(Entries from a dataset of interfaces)
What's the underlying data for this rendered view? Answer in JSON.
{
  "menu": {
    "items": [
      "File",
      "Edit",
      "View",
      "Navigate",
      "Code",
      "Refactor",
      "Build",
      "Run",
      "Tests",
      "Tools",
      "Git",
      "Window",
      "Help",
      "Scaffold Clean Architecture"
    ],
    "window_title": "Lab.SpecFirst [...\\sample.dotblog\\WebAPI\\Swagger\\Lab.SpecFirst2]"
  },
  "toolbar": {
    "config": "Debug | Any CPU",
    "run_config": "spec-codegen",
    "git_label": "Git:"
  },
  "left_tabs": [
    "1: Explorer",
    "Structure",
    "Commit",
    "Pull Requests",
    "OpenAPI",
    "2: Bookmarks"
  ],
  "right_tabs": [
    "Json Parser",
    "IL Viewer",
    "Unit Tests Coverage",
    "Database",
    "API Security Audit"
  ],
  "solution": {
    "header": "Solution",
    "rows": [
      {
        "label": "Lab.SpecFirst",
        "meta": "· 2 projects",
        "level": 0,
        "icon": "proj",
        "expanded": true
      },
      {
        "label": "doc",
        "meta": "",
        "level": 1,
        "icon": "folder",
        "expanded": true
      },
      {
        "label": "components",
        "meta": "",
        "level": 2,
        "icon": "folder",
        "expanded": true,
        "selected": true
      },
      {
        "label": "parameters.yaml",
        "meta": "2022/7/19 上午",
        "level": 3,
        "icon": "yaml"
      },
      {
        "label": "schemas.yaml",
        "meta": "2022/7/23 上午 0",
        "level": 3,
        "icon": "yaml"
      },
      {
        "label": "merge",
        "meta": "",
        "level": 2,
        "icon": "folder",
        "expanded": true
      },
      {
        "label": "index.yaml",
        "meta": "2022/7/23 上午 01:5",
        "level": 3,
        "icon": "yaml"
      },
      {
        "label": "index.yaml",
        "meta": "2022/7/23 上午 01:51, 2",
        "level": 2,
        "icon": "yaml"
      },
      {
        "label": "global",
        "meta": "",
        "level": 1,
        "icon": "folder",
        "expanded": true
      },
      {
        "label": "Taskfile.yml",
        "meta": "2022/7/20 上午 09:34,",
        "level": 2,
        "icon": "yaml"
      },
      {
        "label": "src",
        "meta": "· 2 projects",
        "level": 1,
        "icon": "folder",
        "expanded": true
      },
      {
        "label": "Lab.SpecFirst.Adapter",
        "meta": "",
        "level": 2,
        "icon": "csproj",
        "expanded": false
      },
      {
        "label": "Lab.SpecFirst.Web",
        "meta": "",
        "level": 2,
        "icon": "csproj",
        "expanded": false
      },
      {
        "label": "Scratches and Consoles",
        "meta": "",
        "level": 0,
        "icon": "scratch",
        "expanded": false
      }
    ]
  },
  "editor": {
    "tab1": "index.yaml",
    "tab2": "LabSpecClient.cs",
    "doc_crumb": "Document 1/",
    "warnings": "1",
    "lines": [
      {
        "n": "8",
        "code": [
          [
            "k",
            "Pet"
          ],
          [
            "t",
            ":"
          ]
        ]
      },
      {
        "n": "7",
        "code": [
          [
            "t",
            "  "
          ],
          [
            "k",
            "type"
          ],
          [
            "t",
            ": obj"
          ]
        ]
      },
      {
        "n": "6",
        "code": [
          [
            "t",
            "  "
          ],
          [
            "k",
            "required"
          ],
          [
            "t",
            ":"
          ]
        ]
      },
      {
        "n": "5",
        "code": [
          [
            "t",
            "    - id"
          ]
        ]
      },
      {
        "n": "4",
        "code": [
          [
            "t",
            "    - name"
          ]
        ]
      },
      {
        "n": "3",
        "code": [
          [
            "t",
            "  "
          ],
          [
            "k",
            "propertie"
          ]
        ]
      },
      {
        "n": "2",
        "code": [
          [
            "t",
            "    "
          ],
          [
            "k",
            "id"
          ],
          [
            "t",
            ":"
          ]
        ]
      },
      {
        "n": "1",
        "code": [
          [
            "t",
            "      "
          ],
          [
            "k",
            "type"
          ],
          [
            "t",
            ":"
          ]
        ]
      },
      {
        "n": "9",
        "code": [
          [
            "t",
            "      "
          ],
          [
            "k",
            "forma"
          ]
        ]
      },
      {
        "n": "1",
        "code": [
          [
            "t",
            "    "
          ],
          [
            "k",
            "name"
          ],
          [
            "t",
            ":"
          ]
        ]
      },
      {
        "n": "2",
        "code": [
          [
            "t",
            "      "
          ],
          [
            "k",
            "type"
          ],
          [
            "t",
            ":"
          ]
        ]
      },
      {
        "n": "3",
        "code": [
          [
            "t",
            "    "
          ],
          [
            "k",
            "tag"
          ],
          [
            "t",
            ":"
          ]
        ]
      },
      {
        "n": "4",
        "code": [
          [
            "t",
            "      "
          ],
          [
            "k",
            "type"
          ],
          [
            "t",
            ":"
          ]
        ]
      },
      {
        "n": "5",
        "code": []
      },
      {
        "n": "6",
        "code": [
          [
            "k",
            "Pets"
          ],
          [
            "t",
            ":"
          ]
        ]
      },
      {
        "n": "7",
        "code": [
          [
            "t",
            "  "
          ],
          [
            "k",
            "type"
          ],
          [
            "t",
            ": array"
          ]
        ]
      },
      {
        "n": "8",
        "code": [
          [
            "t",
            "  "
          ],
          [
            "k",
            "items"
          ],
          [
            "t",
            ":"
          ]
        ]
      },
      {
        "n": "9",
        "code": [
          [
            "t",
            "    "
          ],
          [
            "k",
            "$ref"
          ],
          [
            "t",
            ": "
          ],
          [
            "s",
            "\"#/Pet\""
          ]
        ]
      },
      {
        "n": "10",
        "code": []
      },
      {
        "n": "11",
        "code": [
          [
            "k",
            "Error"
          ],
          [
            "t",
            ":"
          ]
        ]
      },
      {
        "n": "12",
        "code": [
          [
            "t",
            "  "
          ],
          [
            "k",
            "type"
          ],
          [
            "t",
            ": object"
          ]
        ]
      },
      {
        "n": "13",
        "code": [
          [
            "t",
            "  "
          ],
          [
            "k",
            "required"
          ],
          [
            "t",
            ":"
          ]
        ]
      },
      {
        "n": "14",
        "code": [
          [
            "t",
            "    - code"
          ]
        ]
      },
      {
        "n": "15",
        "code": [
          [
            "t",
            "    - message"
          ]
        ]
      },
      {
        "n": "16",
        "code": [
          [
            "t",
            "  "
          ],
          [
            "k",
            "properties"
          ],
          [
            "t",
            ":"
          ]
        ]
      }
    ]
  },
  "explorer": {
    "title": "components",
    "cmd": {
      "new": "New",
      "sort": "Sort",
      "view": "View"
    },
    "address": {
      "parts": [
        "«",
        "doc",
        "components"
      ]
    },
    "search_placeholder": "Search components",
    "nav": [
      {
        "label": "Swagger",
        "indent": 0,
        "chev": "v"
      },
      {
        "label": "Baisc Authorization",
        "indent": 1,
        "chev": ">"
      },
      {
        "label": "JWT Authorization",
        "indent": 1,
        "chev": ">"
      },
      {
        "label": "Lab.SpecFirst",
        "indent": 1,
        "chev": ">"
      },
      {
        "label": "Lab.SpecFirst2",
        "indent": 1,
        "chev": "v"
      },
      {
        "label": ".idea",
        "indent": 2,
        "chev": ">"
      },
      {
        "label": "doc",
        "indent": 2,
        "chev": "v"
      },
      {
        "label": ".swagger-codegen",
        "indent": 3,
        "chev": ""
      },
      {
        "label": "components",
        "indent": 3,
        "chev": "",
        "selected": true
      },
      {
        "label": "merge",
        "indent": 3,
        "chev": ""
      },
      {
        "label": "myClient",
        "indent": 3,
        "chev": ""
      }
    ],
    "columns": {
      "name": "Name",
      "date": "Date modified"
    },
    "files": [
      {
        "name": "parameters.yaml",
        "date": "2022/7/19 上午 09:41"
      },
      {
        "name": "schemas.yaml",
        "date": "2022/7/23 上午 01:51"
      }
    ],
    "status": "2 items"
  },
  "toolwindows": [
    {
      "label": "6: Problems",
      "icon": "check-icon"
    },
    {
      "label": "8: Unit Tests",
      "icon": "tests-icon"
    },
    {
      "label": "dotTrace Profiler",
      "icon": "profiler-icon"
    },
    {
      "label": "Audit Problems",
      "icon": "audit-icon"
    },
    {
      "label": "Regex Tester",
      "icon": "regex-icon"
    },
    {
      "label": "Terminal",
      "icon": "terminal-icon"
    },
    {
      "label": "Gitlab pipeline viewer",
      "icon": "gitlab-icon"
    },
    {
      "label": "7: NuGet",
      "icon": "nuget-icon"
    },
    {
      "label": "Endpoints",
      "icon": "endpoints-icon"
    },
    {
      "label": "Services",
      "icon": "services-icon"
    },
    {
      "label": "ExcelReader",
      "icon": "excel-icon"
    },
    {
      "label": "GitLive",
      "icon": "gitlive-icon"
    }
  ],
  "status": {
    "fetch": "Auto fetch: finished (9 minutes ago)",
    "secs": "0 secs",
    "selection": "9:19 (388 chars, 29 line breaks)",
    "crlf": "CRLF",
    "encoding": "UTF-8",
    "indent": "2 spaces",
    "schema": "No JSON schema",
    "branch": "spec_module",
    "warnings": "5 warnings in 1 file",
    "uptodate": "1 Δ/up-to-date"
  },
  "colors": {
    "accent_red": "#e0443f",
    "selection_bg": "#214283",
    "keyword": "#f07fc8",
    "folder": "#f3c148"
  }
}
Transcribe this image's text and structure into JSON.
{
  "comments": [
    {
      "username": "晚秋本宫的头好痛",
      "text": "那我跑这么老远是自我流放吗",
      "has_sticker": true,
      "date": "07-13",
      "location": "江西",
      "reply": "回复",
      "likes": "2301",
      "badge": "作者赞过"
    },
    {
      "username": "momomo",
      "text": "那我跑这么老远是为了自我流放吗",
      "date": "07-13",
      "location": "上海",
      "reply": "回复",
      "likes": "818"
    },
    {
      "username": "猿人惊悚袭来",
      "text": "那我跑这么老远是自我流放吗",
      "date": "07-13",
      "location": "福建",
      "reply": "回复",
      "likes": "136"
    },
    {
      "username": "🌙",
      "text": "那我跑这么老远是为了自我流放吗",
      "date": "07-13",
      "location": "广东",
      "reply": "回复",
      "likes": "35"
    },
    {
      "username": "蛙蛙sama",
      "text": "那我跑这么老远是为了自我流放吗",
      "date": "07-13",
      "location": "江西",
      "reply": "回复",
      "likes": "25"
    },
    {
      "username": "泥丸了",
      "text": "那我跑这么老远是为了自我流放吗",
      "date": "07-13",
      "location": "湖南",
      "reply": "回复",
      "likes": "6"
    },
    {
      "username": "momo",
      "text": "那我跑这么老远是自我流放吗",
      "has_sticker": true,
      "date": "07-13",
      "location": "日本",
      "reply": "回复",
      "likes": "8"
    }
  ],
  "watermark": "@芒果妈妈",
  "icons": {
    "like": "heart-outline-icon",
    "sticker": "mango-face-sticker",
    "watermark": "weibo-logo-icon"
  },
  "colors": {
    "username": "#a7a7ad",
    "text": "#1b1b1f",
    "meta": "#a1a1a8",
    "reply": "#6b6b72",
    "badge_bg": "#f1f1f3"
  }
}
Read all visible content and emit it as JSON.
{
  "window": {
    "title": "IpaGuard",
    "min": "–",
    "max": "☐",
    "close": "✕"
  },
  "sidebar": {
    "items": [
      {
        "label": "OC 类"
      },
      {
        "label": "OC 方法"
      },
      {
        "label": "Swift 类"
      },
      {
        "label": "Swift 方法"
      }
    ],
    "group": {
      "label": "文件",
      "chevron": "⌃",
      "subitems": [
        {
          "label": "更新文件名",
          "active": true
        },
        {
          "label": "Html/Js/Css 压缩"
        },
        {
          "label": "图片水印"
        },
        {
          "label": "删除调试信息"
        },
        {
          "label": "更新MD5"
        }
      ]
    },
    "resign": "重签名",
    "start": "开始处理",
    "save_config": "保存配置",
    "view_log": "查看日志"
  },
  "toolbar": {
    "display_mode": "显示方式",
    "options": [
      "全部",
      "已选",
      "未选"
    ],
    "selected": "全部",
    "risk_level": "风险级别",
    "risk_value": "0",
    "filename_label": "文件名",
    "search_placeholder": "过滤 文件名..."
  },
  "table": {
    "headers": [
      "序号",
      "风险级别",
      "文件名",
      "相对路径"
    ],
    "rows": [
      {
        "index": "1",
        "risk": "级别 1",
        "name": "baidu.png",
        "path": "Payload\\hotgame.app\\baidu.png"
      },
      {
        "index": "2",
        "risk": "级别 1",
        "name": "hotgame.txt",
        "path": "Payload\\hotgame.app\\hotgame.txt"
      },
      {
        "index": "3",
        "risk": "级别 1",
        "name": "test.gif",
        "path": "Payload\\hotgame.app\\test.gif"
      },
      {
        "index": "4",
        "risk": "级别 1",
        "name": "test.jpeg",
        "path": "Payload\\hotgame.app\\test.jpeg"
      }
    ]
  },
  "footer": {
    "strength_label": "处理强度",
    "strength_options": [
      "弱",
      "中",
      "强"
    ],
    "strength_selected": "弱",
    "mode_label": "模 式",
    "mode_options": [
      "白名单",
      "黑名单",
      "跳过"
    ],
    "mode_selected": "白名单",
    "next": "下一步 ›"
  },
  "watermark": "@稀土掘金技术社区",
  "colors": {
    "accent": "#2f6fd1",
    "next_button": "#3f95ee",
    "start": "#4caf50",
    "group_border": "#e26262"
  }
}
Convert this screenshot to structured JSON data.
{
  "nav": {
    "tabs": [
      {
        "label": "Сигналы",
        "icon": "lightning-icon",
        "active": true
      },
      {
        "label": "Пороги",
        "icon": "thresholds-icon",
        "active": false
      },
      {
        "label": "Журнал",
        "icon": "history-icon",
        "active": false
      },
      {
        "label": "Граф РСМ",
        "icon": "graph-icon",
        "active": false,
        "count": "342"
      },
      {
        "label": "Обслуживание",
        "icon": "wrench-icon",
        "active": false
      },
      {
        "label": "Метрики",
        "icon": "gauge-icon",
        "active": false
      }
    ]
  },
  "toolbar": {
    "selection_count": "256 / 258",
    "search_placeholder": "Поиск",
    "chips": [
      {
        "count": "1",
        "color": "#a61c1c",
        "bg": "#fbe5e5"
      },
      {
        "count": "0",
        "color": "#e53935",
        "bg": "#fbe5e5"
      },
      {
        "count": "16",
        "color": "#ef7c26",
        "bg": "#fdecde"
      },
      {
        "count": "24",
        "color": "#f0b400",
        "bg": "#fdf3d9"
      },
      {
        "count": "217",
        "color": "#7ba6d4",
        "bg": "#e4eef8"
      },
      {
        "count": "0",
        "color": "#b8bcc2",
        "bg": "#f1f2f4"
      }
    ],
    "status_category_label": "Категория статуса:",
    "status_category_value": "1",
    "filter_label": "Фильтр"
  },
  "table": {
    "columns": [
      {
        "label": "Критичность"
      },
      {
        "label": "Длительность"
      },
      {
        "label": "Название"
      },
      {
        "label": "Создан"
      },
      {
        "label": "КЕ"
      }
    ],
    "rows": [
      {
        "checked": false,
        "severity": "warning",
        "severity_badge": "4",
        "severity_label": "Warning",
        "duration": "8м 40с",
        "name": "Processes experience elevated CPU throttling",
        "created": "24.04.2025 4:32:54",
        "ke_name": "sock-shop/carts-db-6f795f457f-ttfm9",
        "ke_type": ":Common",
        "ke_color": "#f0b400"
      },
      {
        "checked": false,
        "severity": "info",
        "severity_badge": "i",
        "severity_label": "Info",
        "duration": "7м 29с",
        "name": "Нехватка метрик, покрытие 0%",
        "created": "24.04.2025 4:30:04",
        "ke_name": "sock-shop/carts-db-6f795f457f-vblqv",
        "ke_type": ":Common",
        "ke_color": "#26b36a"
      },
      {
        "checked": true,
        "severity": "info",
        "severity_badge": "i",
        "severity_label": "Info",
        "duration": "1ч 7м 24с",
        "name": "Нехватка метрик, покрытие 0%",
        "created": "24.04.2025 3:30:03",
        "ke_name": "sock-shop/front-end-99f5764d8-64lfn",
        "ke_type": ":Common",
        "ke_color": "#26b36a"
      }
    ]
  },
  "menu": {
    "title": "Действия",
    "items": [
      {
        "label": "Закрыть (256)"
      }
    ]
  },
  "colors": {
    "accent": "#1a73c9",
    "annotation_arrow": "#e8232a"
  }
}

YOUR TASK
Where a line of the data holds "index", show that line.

PROBLEM SOLUTION
        "label": "index.yaml",
        "label": "index.yaml",
    "tab1": "index.yaml",
        "index": "1",
        "index": "2",
        "index": "3",
        "index": "4",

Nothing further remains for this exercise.